My parents lied.
They said they loved me.
Not really. Not once that I remember.
It was not from lack of trying.
It was from seeing my brother’s ghost
when they looked in my direction.
How dare I not be him.
Still, they had love in them
building up in a large reservoir
behind a grieving dam.
My mother was a girl scout leader.
She spread her love over the girls in her troop.
Her three troops.
They lapped it up and cherished her.
My father was a professor
and poured his love into calm instruction,
so patient with slow learners.
I never learned how his students felt about him.
I do not hate my parents for withholding love.
I was angry with them for it.
Anger resigned two decades ago on this grudge.
How simple, complex and lovable our humanity.

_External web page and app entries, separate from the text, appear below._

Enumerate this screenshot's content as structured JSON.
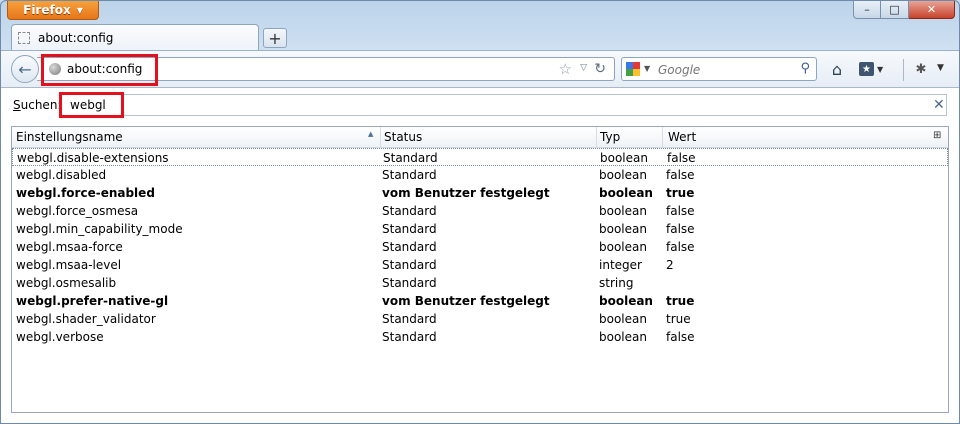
{
  "window": {
    "app_button": "Firefox",
    "controls": {
      "minimize": "–",
      "maximize": "□",
      "close": "✕"
    }
  },
  "tabs": [
    {
      "label": "about:config"
    }
  ],
  "new_tab": "+",
  "navbar": {
    "url": "about:config",
    "search_placeholder": "Google",
    "home_icon": "home-icon",
    "bookmarks_icon": "bookmarks-menu-icon",
    "addon_icon": "addon-icon"
  },
  "filter": {
    "label_prefix": "S",
    "label_rest": "uchen:",
    "value": "webgl"
  },
  "table": {
    "columns": [
      "Einstellungsname",
      "Status",
      "Typ",
      "Wert"
    ],
    "rows": [
      {
        "name": "webgl.disable-extensions",
        "status": "Standard",
        "type": "boolean",
        "value": "false",
        "bold": false
      },
      {
        "name": "webgl.disabled",
        "status": "Standard",
        "type": "boolean",
        "value": "false",
        "bold": false
      },
      {
        "name": "webgl.force-enabled",
        "status": "vom Benutzer festgelegt",
        "type": "boolean",
        "value": "true",
        "bold": true
      },
      {
        "name": "webgl.force_osmesa",
        "status": "Standard",
        "type": "boolean",
        "value": "false",
        "bold": false
      },
      {
        "name": "webgl.min_capability_mode",
        "status": "Standard",
        "type": "boolean",
        "value": "false",
        "bold": false
      },
      {
        "name": "webgl.msaa-force",
        "status": "Standard",
        "type": "boolean",
        "value": "false",
        "bold": false
      },
      {
        "name": "webgl.msaa-level",
        "status": "Standard",
        "type": "integer",
        "value": "2",
        "bold": false
      },
      {
        "name": "webgl.osmesalib",
        "status": "Standard",
        "type": "string",
        "value": "",
        "bold": false
      },
      {
        "name": "webgl.prefer-native-gl",
        "status": "vom Benutzer festgelegt",
        "type": "boolean",
        "value": "true",
        "bold": true
      },
      {
        "name": "webgl.shader_validator",
        "status": "Standard",
        "type": "boolean",
        "value": "true",
        "bold": false
      },
      {
        "name": "webgl.verbose",
        "status": "Standard",
        "type": "boolean",
        "value": "false",
        "bold": false
      }
    ]
  },
  "colors": {
    "highlight": "#e3101d",
    "firefox_orange": "#e6761a"
  }
}
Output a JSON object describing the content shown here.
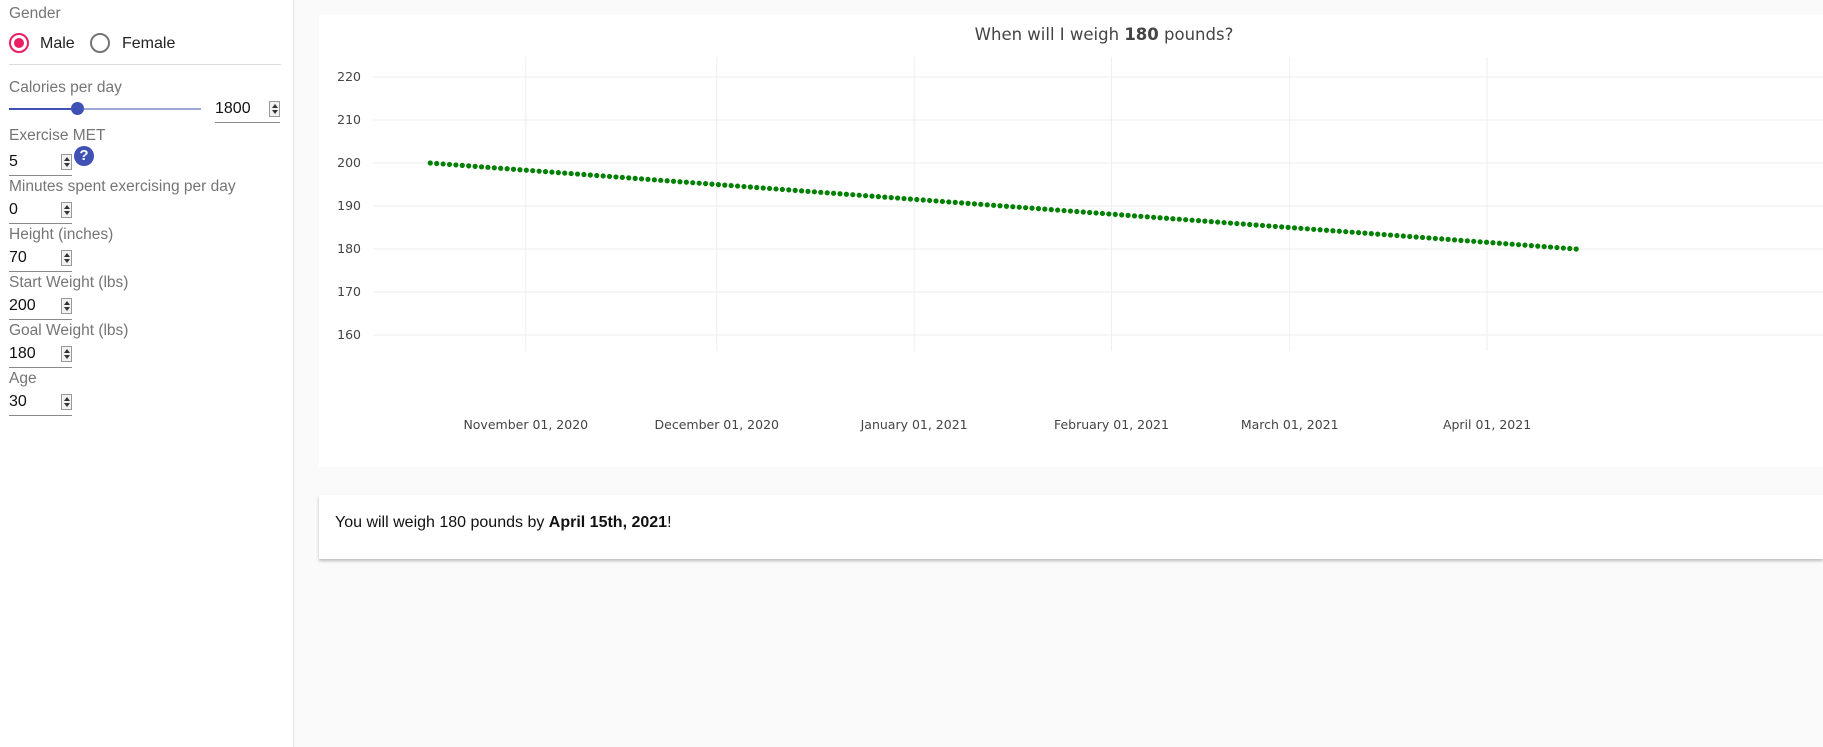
{
  "sidebar": {
    "gender_label": "Gender",
    "gender_options": [
      {
        "label": "Male",
        "selected": true
      },
      {
        "label": "Female",
        "selected": false
      }
    ],
    "calories_label": "Calories per day",
    "calories_value": "1800",
    "calories_slider_fraction": 0.3,
    "exercise_met_label": "Exercise MET",
    "exercise_met_value": "5",
    "help_icon_glyph": "?",
    "minutes_label": "Minutes spent exercising per day",
    "minutes_value": "0",
    "height_label": "Height (inches)",
    "height_value": "70",
    "start_weight_label": "Start Weight (lbs)",
    "start_weight_value": "200",
    "goal_weight_label": "Goal Weight (lbs)",
    "goal_weight_value": "180",
    "age_label": "Age",
    "age_value": "30"
  },
  "chart": {
    "title_prefix": "When will I weigh ",
    "title_bold": "180",
    "title_suffix": " pounds?"
  },
  "result": {
    "prefix": "You will weigh 180 pounds by ",
    "date": "April 15th, 2021",
    "suffix": "!"
  },
  "colors": {
    "accent": "#3f51b5",
    "radio_selected": "#e91e63",
    "series": "#008000"
  },
  "chart_data": {
    "type": "scatter",
    "title": "When will I weigh 180 pounds?",
    "x_start": "2020-10-17",
    "x_end": "2021-04-15",
    "y_start": 200,
    "y_end": 180,
    "point_count": 180,
    "ylim": [
      155,
      225
    ],
    "y_ticks": [
      160,
      170,
      180,
      190,
      200,
      210,
      220
    ],
    "x_ticks": [
      {
        "date": "2020-11-01",
        "label": "November 01, 2020"
      },
      {
        "date": "2020-12-01",
        "label": "December 01, 2020"
      },
      {
        "date": "2021-01-01",
        "label": "January 01, 2021"
      },
      {
        "date": "2021-02-01",
        "label": "February 01, 2021"
      },
      {
        "date": "2021-03-01",
        "label": "March 01, 2021"
      },
      {
        "date": "2021-04-01",
        "label": "April 01, 2021"
      }
    ],
    "grid": true,
    "legend": "none"
  }
}
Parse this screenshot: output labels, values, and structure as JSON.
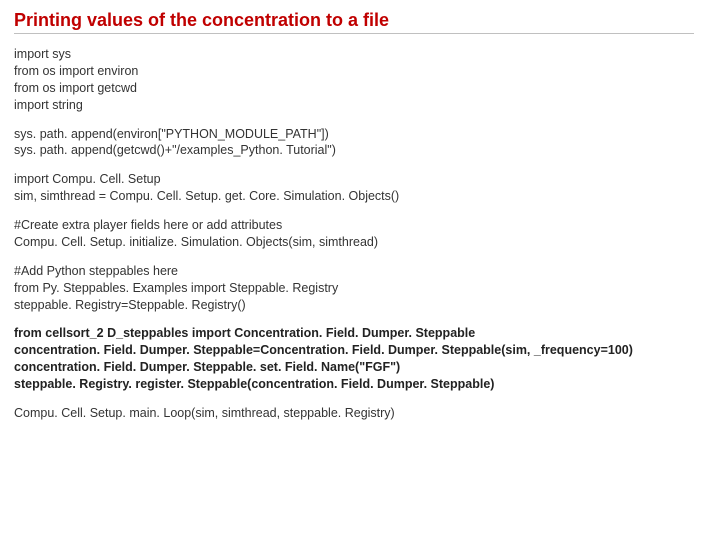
{
  "title": "Printing values of the concentration to a file",
  "blocks": [
    {
      "text": "import sys\nfrom os import environ\nfrom os import getcwd\nimport string",
      "bold": false
    },
    {
      "text": "sys. path. append(environ[\"PYTHON_MODULE_PATH\"])\nsys. path. append(getcwd()+\"/examples_Python. Tutorial\")",
      "bold": false
    },
    {
      "text": "import Compu. Cell. Setup\nsim, simthread = Compu. Cell. Setup. get. Core. Simulation. Objects()",
      "bold": false
    },
    {
      "text": "#Create extra player fields here or add attributes\nCompu. Cell. Setup. initialize. Simulation. Objects(sim, simthread)",
      "bold": false
    },
    {
      "text": "#Add Python steppables here\nfrom Py. Steppables. Examples import Steppable. Registry\nsteppable. Registry=Steppable. Registry()",
      "bold": false
    },
    {
      "text": "from cellsort_2 D_steppables import Concentration. Field. Dumper. Steppable\nconcentration. Field. Dumper. Steppable=Concentration. Field. Dumper. Steppable(sim, _frequency=100)\nconcentration. Field. Dumper. Steppable. set. Field. Name(\"FGF\")\nsteppable. Registry. register. Steppable(concentration. Field. Dumper. Steppable)",
      "bold": true
    },
    {
      "text": "Compu. Cell. Setup. main. Loop(sim, simthread, steppable. Registry)",
      "bold": false
    }
  ]
}
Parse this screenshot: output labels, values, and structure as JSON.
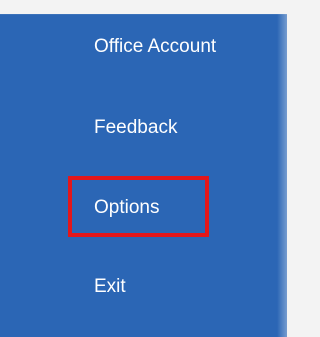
{
  "menu": {
    "items": [
      {
        "label": "Office Account"
      },
      {
        "label": "Feedback"
      },
      {
        "label": "Options",
        "highlighted": true
      },
      {
        "label": "Exit"
      }
    ]
  },
  "colors": {
    "background": "#2b66b5",
    "text": "#ffffff",
    "highlight": "#e3171b"
  }
}
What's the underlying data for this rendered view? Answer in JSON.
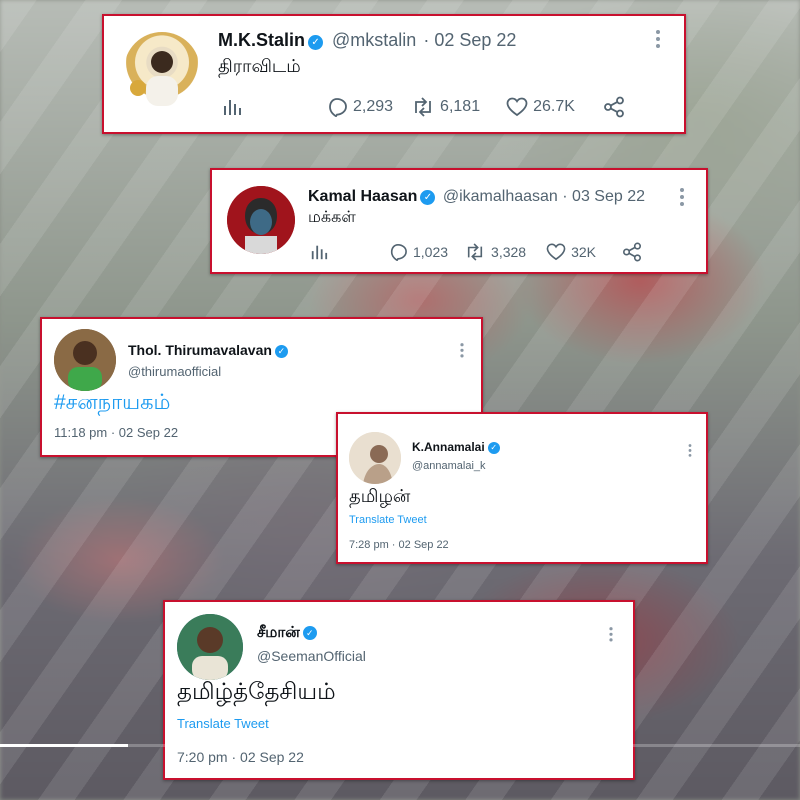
{
  "tweets": {
    "stalin": {
      "name": "M.K.Stalin",
      "handle": "@mkstalin",
      "date": "· 02 Sep 22",
      "text": "திராவிடம்",
      "replies": "2,293",
      "retweets": "6,181",
      "likes": "26.7K"
    },
    "kamal": {
      "name": "Kamal Haasan",
      "handle": "@ikamalhaasan",
      "date": "· 03 Sep 22",
      "text": "மக்கள்",
      "replies": "1,023",
      "retweets": "3,328",
      "likes": "32K"
    },
    "thiruma": {
      "name": "Thol. Thirumavalavan",
      "handle": "@thirumaofficial",
      "text": "#சனநாயகம்",
      "timestamp": "11:18 pm · 02 Sep 22"
    },
    "annamalai": {
      "name": "K.Annamalai",
      "handle": "@annamalai_k",
      "text": "தமிழன்",
      "translate": "Translate Tweet",
      "timestamp": "7:28 pm · 02 Sep 22"
    },
    "seeman": {
      "name": "சீமான்",
      "handle": "@SeemanOfficial",
      "text": "தமிழ்த்தேசியம்",
      "translate": "Translate Tweet",
      "timestamp": "7:20 pm · 02 Sep 22"
    }
  },
  "video": {
    "progress_percent": 16
  },
  "colors": {
    "border": "#c8102e",
    "twitter_blue": "#1d9bf0",
    "muted": "#536471"
  },
  "icons": [
    "verified-badge-icon",
    "more-options-icon",
    "analytics-icon",
    "reply-icon",
    "retweet-icon",
    "like-icon",
    "share-icon"
  ]
}
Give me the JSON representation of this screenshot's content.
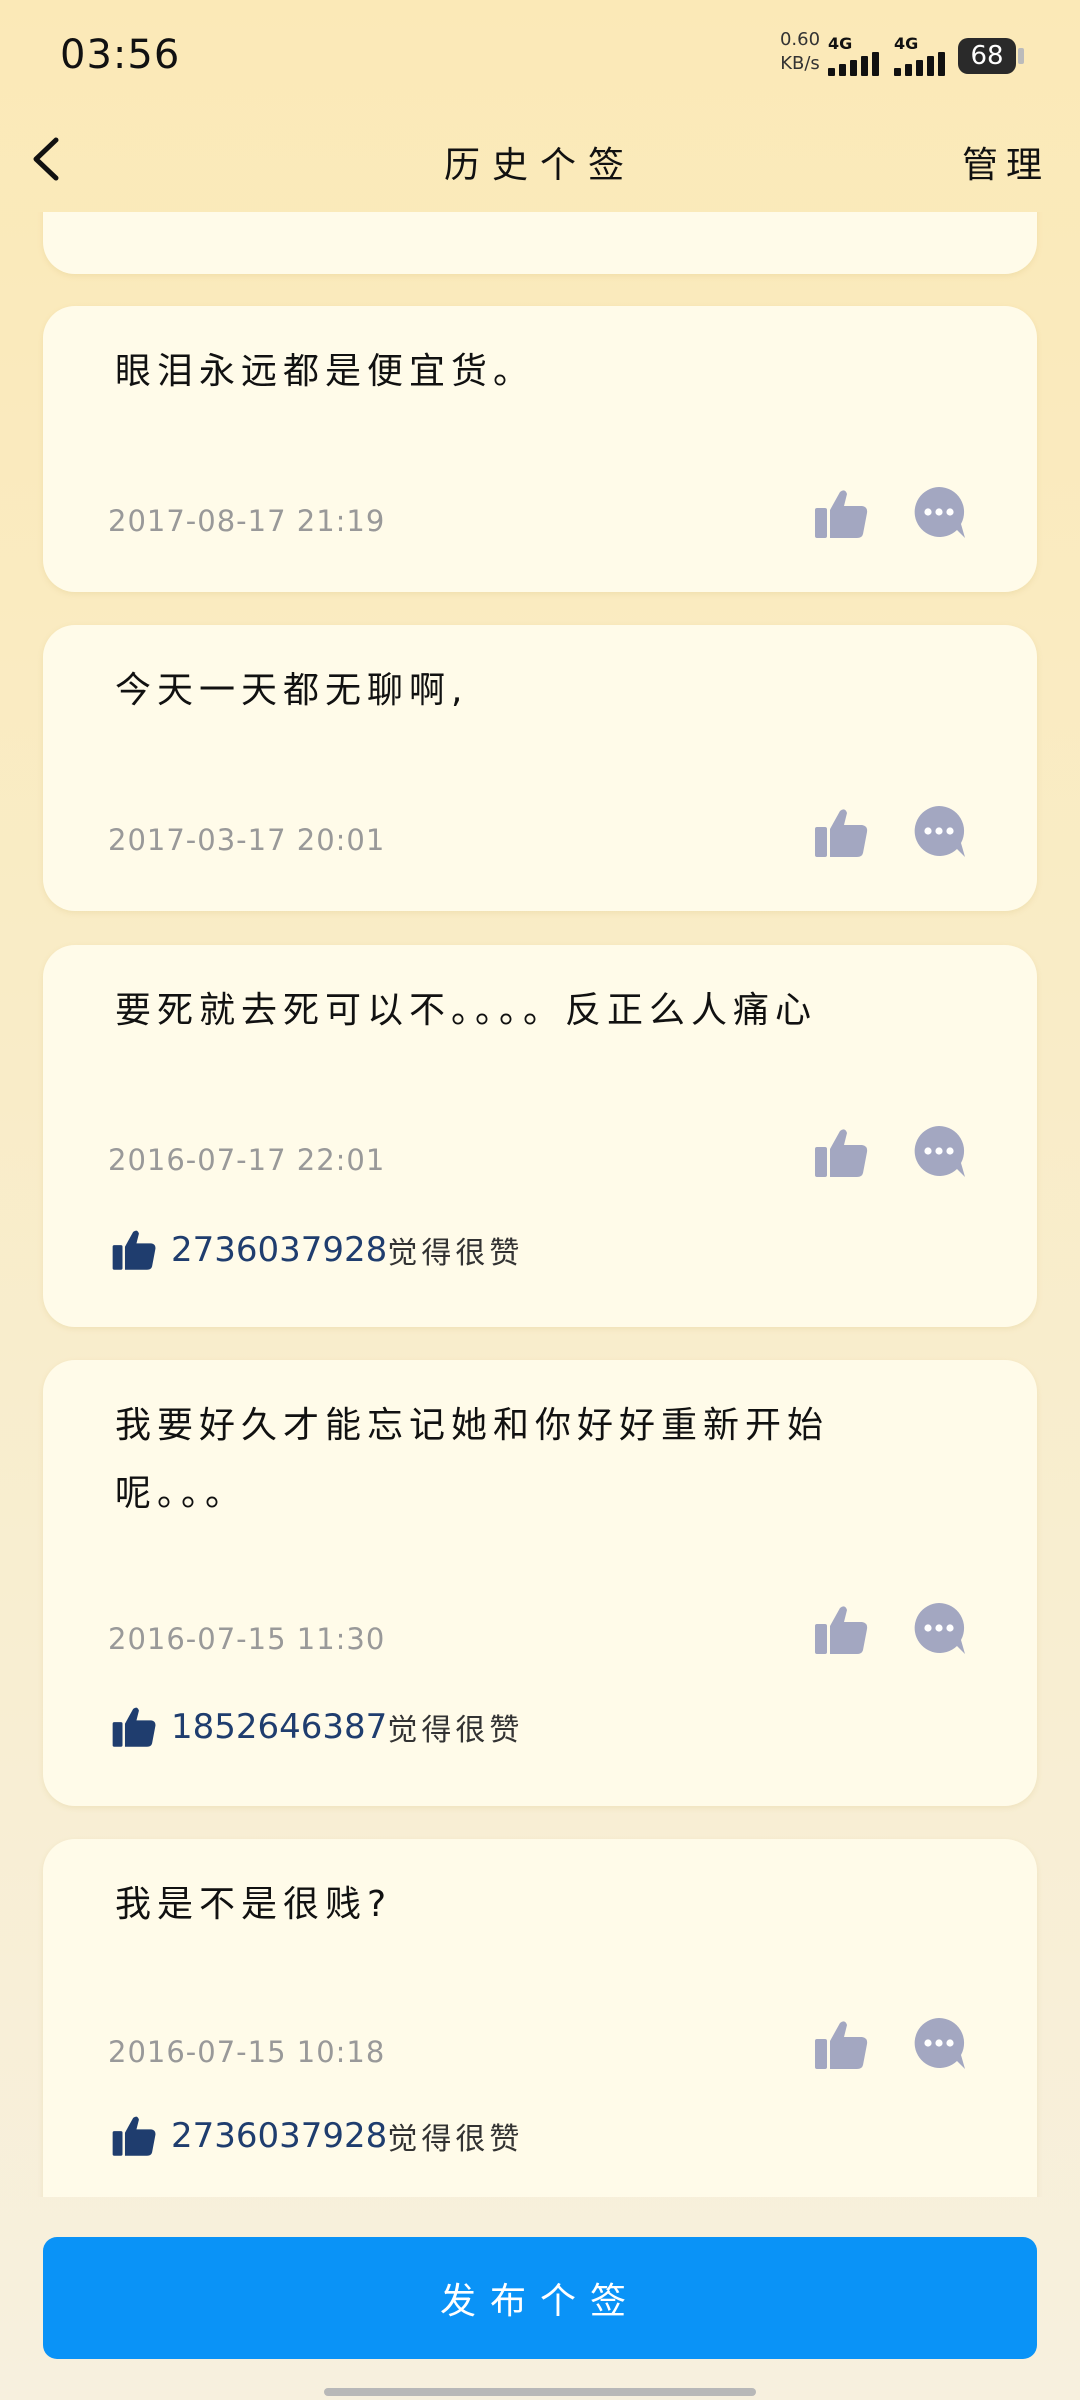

Love’s riverine capacity
to flow around the obstacles of grief and pain.
copyright © 2020 Kenneth P. Gurney